▸ **Directions**
Any pictures should be dropped; everything else in the records is to be returned exactly.

▸ **Data provided**

+++

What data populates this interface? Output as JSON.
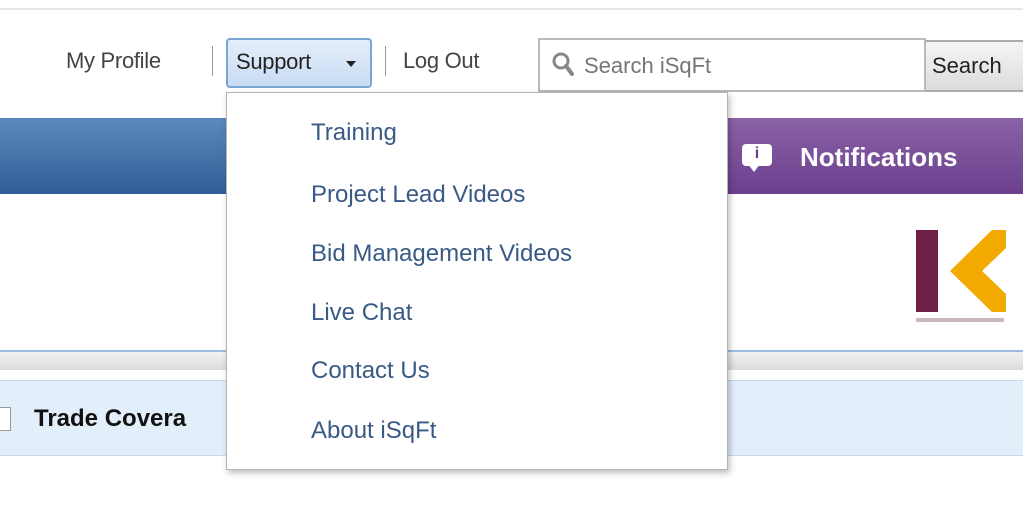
{
  "top_nav": {
    "my_profile": "My Profile",
    "support": "Support",
    "log_out": "Log Out"
  },
  "search": {
    "placeholder": "Search iSqFt",
    "button": "Search"
  },
  "header": {
    "notifications_label": "Notifications",
    "notifications_icon_glyph": "i"
  },
  "content": {
    "tab_label": "Trade Covera"
  },
  "support_menu": {
    "items": [
      "Training",
      "Project Lead Videos",
      "Bid Management Videos",
      "Live Chat",
      "Contact Us",
      "About iSqFt"
    ]
  },
  "colors": {
    "header_blue": "#2f5f96",
    "notifications_purple": "#6b3f8e",
    "menu_link": "#3a5a86",
    "logo_maroon": "#6d1f45",
    "logo_gold": "#f2a900"
  }
}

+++

▸ **Worked solution**
What data populates this interface? Output as JSON.
{
  "top_nav": {
    "my_profile": "My Profile",
    "support": "Support",
    "log_out": "Log Out"
  },
  "search": {
    "placeholder": "Search iSqFt",
    "button": "Search"
  },
  "header": {
    "notifications_label": "Notifications",
    "notifications_icon_glyph": "i"
  },
  "content": {
    "tab_label": "Trade Covera"
  },
  "support_menu": {
    "items": [
      "Training",
      "Project Lead Videos",
      "Bid Management Videos",
      "Live Chat",
      "Contact Us",
      "About iSqFt"
    ]
  },
  "colors": {
    "header_blue": "#2f5f96",
    "notifications_purple": "#6b3f8e",
    "menu_link": "#3a5a86",
    "logo_maroon": "#6d1f45",
    "logo_gold": "#f2a900"
  }
}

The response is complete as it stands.